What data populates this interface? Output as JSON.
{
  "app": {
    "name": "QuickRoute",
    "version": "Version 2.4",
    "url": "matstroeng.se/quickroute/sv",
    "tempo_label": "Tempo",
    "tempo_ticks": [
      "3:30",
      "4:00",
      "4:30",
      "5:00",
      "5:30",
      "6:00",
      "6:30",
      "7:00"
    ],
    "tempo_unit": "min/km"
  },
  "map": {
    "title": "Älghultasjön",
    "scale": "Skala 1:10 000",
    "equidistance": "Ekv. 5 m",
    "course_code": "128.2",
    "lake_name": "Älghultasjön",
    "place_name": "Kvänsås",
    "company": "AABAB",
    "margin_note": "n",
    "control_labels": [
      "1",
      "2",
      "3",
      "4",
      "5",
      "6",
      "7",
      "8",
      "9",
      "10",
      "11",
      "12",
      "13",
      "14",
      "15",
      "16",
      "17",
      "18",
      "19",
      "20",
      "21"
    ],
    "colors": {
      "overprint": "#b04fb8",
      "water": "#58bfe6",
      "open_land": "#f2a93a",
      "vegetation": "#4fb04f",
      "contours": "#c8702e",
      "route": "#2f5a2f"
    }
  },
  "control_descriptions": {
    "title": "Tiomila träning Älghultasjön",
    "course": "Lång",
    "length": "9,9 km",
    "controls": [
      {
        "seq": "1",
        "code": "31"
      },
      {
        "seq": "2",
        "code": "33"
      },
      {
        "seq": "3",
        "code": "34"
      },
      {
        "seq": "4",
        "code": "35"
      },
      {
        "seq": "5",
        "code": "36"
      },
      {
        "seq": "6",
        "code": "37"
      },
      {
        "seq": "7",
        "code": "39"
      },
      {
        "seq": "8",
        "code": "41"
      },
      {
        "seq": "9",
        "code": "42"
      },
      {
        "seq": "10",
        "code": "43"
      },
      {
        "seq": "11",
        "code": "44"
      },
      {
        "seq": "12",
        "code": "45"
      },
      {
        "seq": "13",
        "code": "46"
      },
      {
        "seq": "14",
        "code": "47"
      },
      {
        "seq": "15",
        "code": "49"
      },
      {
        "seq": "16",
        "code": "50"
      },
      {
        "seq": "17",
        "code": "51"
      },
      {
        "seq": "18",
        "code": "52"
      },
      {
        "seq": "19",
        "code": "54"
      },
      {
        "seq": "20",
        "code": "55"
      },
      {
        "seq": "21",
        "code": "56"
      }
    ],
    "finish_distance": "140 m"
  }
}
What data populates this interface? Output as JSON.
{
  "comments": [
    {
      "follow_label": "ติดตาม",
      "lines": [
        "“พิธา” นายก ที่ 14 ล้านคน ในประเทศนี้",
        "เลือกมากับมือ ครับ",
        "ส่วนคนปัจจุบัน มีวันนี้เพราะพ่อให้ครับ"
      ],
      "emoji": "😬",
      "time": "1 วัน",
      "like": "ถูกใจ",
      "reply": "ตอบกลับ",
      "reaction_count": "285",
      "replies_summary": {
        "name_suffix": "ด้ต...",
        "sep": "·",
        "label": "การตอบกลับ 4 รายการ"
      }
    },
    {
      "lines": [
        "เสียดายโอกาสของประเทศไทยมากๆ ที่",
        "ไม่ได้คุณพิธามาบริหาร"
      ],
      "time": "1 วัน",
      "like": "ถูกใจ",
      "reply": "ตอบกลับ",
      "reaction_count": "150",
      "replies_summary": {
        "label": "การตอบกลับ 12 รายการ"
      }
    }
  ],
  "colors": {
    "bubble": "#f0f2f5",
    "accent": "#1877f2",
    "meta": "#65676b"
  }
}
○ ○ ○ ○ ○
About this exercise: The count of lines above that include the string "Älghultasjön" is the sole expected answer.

Completed task: 3